Call it walking without documents, shopping while brown, or driving while listening to ranchera music: Arizona police soon can arrest you based upon a “reasonable suspicion” about your immigration status.
The good citizens of Arizona also will be able to sue their local police departments if they fear the officers are not performing this public service.
And if, like four-term Democratic Rep. Raul Grijalva, you dare speak out against this legislation, you will be compelled to close your office doors because of credible death threats. So much for the First, Fourth, Fifth and Fourteenth amendments in Arizona! Apart from the international humiliation and scorn Arizona will suffer and the lawsuits against which it will have to defend, a nationally orchestrated boycott should finally bring home to Arizona that one illegal turn does not deserve another.

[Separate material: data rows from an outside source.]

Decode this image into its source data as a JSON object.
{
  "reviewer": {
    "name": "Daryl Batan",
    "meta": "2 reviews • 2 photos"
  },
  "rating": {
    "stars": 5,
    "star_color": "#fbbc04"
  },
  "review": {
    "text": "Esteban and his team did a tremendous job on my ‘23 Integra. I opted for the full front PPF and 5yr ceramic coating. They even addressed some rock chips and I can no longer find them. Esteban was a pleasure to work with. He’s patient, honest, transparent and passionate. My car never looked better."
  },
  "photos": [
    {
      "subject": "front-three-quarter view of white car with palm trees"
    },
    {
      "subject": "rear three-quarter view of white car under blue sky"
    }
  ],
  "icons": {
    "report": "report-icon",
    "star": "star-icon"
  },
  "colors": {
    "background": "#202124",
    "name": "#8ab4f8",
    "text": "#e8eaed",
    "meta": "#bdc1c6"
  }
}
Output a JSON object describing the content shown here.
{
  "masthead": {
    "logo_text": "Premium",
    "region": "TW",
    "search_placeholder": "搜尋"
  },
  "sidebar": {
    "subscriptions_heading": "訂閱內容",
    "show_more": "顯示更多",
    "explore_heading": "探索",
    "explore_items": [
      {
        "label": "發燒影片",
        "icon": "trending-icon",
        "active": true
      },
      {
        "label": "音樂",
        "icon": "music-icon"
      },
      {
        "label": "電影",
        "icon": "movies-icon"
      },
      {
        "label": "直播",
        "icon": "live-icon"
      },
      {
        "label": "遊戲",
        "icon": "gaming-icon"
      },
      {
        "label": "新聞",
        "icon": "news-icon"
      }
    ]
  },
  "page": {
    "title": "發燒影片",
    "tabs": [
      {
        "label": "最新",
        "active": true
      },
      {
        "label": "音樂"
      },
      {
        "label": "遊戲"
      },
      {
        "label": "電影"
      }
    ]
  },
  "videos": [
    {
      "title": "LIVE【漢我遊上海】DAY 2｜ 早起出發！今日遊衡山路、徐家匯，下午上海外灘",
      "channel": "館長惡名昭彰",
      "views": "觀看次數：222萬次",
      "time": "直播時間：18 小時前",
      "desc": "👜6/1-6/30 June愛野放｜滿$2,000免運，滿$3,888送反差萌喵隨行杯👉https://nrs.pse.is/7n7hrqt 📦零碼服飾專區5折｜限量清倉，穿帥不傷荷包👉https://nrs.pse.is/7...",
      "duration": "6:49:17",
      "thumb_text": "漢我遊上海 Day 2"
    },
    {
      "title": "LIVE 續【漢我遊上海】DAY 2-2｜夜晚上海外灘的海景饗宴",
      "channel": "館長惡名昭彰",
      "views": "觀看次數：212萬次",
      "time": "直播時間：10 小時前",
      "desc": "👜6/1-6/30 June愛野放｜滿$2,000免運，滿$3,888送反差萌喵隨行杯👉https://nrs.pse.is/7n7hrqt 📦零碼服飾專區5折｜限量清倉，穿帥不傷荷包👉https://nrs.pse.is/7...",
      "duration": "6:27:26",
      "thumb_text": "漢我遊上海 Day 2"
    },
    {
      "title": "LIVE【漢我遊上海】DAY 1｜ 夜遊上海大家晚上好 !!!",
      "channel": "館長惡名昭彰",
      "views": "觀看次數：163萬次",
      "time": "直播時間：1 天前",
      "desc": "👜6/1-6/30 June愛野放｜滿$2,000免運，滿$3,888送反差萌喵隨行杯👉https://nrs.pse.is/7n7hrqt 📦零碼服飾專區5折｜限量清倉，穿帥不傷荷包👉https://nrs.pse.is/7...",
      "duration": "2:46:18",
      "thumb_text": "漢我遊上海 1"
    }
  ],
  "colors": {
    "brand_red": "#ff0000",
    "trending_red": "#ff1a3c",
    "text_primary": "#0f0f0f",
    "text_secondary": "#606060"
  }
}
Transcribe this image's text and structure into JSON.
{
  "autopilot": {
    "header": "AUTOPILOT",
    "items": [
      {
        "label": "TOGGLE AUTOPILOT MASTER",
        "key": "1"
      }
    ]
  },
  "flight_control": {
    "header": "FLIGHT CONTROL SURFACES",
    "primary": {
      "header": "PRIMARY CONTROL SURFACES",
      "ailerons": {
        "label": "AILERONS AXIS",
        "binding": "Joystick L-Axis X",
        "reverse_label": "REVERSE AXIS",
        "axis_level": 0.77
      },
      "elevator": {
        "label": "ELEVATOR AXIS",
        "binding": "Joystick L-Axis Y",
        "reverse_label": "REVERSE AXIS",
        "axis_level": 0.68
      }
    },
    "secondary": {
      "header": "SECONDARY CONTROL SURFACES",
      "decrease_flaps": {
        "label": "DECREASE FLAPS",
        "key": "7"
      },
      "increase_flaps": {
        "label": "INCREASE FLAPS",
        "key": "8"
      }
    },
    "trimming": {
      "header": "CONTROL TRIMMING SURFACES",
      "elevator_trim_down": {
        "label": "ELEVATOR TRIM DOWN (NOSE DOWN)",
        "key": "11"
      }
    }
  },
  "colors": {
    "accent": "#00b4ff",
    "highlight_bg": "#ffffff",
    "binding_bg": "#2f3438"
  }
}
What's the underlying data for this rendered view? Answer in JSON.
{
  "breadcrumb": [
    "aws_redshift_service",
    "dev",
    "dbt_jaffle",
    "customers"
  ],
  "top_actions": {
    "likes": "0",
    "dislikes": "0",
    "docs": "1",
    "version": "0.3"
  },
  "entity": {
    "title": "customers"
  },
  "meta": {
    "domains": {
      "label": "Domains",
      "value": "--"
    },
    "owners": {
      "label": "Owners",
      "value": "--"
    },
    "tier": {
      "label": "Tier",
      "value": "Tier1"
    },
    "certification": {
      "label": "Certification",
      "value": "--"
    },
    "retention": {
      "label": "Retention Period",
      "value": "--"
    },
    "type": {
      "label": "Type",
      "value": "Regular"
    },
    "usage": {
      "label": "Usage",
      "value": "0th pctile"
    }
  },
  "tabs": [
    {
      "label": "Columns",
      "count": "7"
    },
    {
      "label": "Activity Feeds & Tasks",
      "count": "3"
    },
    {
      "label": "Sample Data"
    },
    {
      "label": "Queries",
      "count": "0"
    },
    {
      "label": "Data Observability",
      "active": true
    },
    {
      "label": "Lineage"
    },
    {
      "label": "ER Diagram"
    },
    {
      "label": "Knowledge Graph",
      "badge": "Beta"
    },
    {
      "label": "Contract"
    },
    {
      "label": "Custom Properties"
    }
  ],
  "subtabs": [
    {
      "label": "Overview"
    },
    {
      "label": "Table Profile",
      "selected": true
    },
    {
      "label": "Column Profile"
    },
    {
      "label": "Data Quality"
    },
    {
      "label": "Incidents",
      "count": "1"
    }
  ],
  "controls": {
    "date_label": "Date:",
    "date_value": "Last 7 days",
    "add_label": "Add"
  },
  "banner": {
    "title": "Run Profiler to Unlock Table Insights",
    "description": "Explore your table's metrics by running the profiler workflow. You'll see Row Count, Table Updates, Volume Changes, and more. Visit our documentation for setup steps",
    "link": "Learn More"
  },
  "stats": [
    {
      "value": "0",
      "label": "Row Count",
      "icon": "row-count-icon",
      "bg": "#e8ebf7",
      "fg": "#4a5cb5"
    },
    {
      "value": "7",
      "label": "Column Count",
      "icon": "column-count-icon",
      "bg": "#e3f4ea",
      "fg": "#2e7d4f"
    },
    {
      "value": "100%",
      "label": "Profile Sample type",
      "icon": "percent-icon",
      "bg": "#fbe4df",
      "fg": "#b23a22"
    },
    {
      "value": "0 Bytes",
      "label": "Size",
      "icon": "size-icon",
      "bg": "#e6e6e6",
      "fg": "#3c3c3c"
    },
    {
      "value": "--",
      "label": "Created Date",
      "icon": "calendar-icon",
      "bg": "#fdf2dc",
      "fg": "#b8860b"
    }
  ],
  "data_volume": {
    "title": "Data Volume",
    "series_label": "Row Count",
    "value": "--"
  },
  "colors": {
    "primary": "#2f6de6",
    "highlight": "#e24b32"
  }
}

Boycotts have a long, laudable history in this country. The United States first declared its independence from England by boycotting English goods before the American Revolution.
The long journey to true equality for blacks was paved in part with the Montgomery, Ala., bus boycott. The rights of farm workers to union representation and protection from exploitation germinated from boycotts of lettuce and grapes.
One might even say boycotts are as American as apple pie, or as baseball, with 30 percent of its players potentially subject to “reasonable suspicion” if they participate in next year’s spring training or the 2011 All-Star Game in Phoenix.
Not only may baseball abandon the state. Cities as diverse as Milwaukee, San Francisco, Carson City, Nev., and the District of Columbia have approved, or are seriously contemplating, a boycott.
AILA, the national organization of attorneys specializing in immigration law, has voted to move its fall conference out of Arizona—and for the cynical among you, let’s be clear that immigration attorneys in private practice do not earn their living representing the persons Arizona fears most, but the educated, highly skilled foreign workers sponsored by thriving corporations.
Last but not least, Arthur Frommer, the great travel guru, is considering a boycott, albeit for different reasons—he has questioned why Arizona’s political protesters feel the need to carry rifles when expressing their opinions.
A boycott may also have the felicitous effect of pushing our national leaders to develop comprehensive immigration reform, much like the bipartisan legislation proposed in 2005 by Arizona’s own Sen. John McCain, a Republican, and Sen. Ted Kennedy, D-Mass.
McCain has now repudiated that effort, perhaps due to his struggle for re-election. In any event, Arizona’s new legislation will not solve at any level what admittedly is a pressing social, economic and political problem, any more than tea parties will refill the state’s coffers when convention, travel and tourism revenues drop, Mexican truckers opt for other border crossings, and the average Mexican, Texan or Californian chooses not to cross the border for a day of retail indulgence.
The state legislators and governor would not have enacted this travesty if they were not convinced this was the will of the Arizona people.
Yet it is clear the bill cannot be implemented without unlawful racial profiling, regardless of the amendment hastily enacted days after the governor signed the bill, stating that “race, color and national origin” may not form the basis for the reasonable suspicion.
If Arizona’s citizens are so convinced that they know an illegal when they see one and that all such persons are responsible for all their social and economic ills, let’s not cross their borders and see how their public experiment evolves.
Ilene Durst is a professor of law at the Thomas Jefferson School of Law in San Diego. Readers may e-mail her at email@example.com.